_WHAT YOU SHOULD DO_. Copy the entries word for word. Keep the pictures out.

_DATASET RECORDS_.
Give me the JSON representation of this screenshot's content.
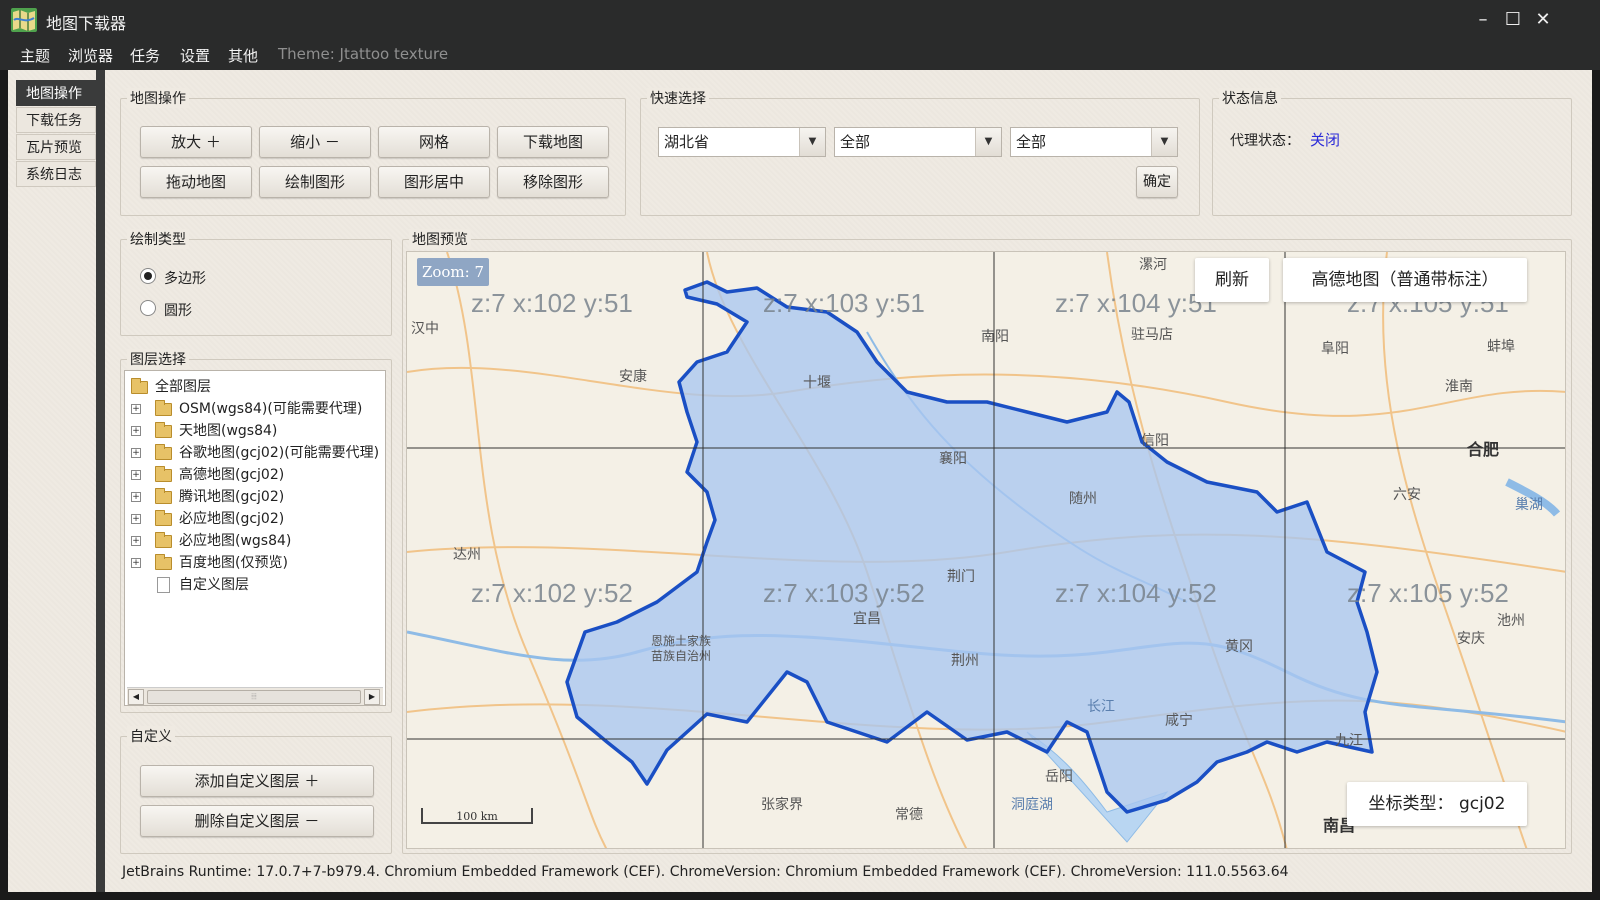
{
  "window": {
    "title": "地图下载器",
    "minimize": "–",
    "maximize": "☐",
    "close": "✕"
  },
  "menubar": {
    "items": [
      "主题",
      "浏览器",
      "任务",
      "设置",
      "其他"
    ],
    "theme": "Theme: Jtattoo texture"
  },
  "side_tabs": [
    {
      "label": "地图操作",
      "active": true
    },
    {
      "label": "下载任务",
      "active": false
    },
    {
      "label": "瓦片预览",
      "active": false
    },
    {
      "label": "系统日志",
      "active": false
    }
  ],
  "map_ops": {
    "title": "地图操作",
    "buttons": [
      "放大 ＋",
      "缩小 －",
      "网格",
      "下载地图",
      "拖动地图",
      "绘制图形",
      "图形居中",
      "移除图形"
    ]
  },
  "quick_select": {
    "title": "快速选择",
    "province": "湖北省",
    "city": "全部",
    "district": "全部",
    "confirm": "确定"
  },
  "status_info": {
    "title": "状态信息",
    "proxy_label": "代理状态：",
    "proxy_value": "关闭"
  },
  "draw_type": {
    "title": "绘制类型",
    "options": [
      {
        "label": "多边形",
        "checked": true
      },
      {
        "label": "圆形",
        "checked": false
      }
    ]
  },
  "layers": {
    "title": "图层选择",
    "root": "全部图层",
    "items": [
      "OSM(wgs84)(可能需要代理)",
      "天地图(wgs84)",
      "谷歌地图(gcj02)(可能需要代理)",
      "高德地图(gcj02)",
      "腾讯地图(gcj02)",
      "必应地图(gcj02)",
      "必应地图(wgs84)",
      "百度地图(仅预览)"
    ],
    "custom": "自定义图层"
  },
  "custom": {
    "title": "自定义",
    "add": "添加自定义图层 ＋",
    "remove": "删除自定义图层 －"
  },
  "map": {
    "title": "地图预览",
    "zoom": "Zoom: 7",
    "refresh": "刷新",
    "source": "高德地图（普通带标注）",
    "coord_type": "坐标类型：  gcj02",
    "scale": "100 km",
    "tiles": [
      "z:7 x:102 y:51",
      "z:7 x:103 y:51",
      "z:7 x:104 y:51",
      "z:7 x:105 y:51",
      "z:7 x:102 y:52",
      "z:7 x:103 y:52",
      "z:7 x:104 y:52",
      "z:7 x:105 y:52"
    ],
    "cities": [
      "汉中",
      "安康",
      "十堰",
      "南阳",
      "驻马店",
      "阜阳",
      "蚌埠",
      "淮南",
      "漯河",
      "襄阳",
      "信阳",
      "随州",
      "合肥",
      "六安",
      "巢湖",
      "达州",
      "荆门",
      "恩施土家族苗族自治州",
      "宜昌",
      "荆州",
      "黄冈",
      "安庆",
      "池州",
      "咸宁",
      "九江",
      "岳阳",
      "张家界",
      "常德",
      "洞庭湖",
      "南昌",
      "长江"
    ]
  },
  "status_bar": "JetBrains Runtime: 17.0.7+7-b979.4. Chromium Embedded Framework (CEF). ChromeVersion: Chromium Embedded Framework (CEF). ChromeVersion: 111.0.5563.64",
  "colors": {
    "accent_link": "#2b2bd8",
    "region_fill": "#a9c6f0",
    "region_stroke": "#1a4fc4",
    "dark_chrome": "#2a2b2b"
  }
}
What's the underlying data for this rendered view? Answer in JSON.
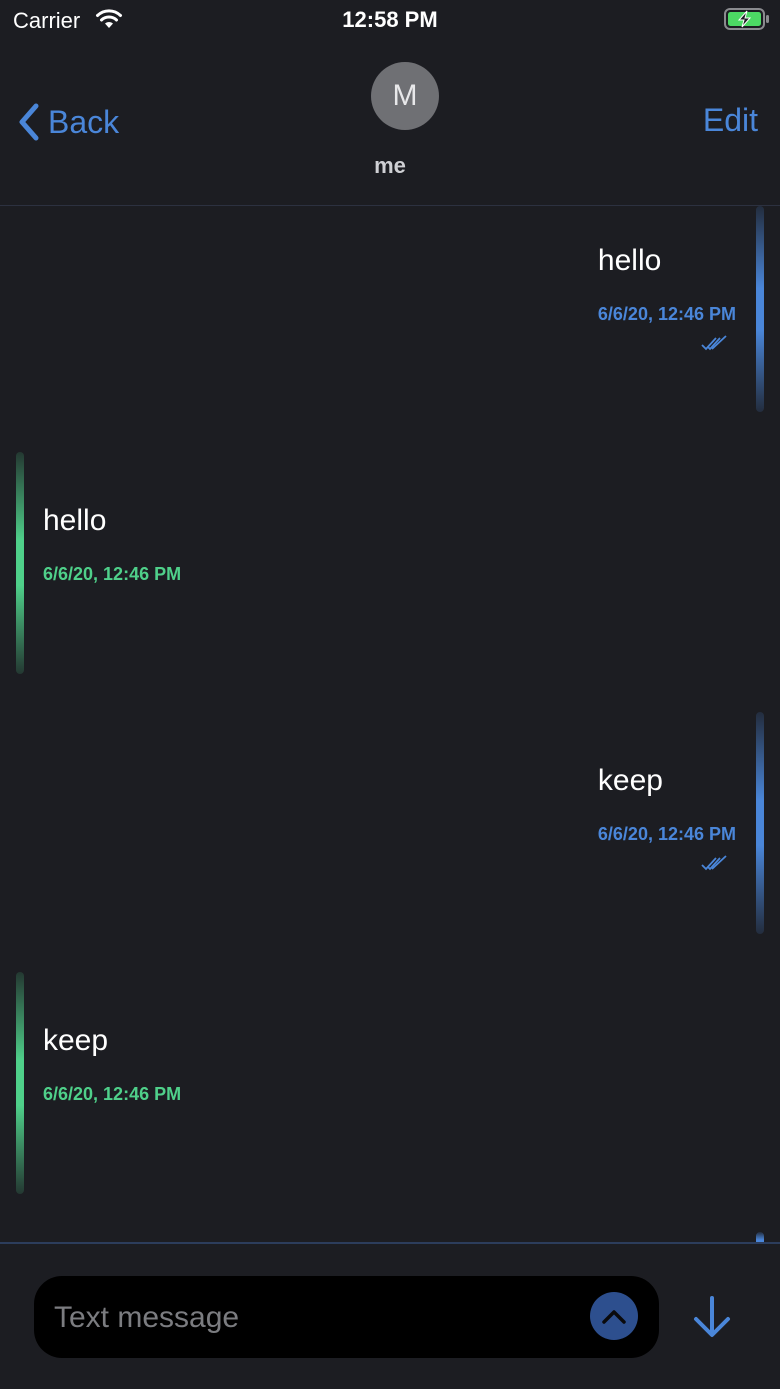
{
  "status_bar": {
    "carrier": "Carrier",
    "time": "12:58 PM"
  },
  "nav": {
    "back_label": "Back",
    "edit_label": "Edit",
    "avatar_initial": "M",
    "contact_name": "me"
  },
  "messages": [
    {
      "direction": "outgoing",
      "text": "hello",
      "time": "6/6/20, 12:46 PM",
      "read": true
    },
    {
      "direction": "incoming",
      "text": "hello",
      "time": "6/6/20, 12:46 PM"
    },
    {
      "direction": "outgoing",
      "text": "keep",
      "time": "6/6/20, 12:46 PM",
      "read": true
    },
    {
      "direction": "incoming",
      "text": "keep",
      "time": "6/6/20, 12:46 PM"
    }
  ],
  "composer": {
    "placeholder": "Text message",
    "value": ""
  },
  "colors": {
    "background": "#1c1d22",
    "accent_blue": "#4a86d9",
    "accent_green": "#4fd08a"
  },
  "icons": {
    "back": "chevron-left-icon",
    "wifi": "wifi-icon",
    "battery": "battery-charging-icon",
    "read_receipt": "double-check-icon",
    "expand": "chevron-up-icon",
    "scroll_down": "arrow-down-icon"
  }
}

_SOLUTION FOR THIS EXERCISE_.
Give me the JSON representation of this screenshot's content.
{
  "window": {
    "title": "地图下载器",
    "minimize": "–",
    "maximize": "☐",
    "close": "✕"
  },
  "menubar": {
    "items": [
      "主题",
      "浏览器",
      "任务",
      "设置",
      "其他"
    ],
    "theme": "Theme: Jtattoo texture"
  },
  "side_tabs": [
    {
      "label": "地图操作",
      "active": true
    },
    {
      "label": "下载任务",
      "active": false
    },
    {
      "label": "瓦片预览",
      "active": false
    },
    {
      "label": "系统日志",
      "active": false
    }
  ],
  "map_ops": {
    "title": "地图操作",
    "buttons": [
      "放大 ＋",
      "缩小 －",
      "网格",
      "下载地图",
      "拖动地图",
      "绘制图形",
      "图形居中",
      "移除图形"
    ]
  },
  "quick_select": {
    "title": "快速选择",
    "province": "湖北省",
    "city": "全部",
    "district": "全部",
    "confirm": "确定"
  },
  "status_info": {
    "title": "状态信息",
    "proxy_label": "代理状态：",
    "proxy_value": "关闭"
  },
  "draw_type": {
    "title": "绘制类型",
    "options": [
      {
        "label": "多边形",
        "checked": true
      },
      {
        "label": "圆形",
        "checked": false
      }
    ]
  },
  "layers": {
    "title": "图层选择",
    "root": "全部图层",
    "items": [
      "OSM(wgs84)(可能需要代理)",
      "天地图(wgs84)",
      "谷歌地图(gcj02)(可能需要代理)",
      "高德地图(gcj02)",
      "腾讯地图(gcj02)",
      "必应地图(gcj02)",
      "必应地图(wgs84)",
      "百度地图(仅预览)"
    ],
    "custom": "自定义图层"
  },
  "custom": {
    "title": "自定义",
    "add": "添加自定义图层 ＋",
    "remove": "删除自定义图层 －"
  },
  "map": {
    "title": "地图预览",
    "zoom": "Zoom: 7",
    "refresh": "刷新",
    "source": "高德地图（普通带标注）",
    "coord_type": "坐标类型：  gcj02",
    "scale": "100 km",
    "tiles": [
      "z:7 x:102 y:51",
      "z:7 x:103 y:51",
      "z:7 x:104 y:51",
      "z:7 x:105 y:51",
      "z:7 x:102 y:52",
      "z:7 x:103 y:52",
      "z:7 x:104 y:52",
      "z:7 x:105 y:52"
    ],
    "cities": [
      "汉中",
      "安康",
      "十堰",
      "南阳",
      "驻马店",
      "阜阳",
      "蚌埠",
      "淮南",
      "漯河",
      "襄阳",
      "信阳",
      "随州",
      "合肥",
      "六安",
      "巢湖",
      "达州",
      "荆门",
      "恩施土家族苗族自治州",
      "宜昌",
      "荆州",
      "黄冈",
      "安庆",
      "池州",
      "咸宁",
      "九江",
      "岳阳",
      "张家界",
      "常德",
      "洞庭湖",
      "南昌",
      "长江"
    ]
  },
  "status_bar": "JetBrains Runtime: 17.0.7+7-b979.4. Chromium Embedded Framework (CEF). ChromeVersion: Chromium Embedded Framework (CEF). ChromeVersion: 111.0.5563.64",
  "colors": {
    "accent_link": "#2b2bd8",
    "region_fill": "#a9c6f0",
    "region_stroke": "#1a4fc4",
    "dark_chrome": "#2a2b2b"
  }
}
What's the underlying data for this rendered view? Answer in JSON.
{
  "status_bar": {
    "carrier": "Carrier",
    "time": "12:58 PM"
  },
  "nav": {
    "back_label": "Back",
    "edit_label": "Edit",
    "avatar_initial": "M",
    "contact_name": "me"
  },
  "messages": [
    {
      "direction": "outgoing",
      "text": "hello",
      "time": "6/6/20, 12:46 PM",
      "read": true
    },
    {
      "direction": "incoming",
      "text": "hello",
      "time": "6/6/20, 12:46 PM"
    },
    {
      "direction": "outgoing",
      "text": "keep",
      "time": "6/6/20, 12:46 PM",
      "read": true
    },
    {
      "direction": "incoming",
      "text": "keep",
      "time": "6/6/20, 12:46 PM"
    }
  ],
  "composer": {
    "placeholder": "Text message",
    "value": ""
  },
  "colors": {
    "background": "#1c1d22",
    "accent_blue": "#4a86d9",
    "accent_green": "#4fd08a"
  },
  "icons": {
    "back": "chevron-left-icon",
    "wifi": "wifi-icon",
    "battery": "battery-charging-icon",
    "read_receipt": "double-check-icon",
    "expand": "chevron-up-icon",
    "scroll_down": "arrow-down-icon"
  }
}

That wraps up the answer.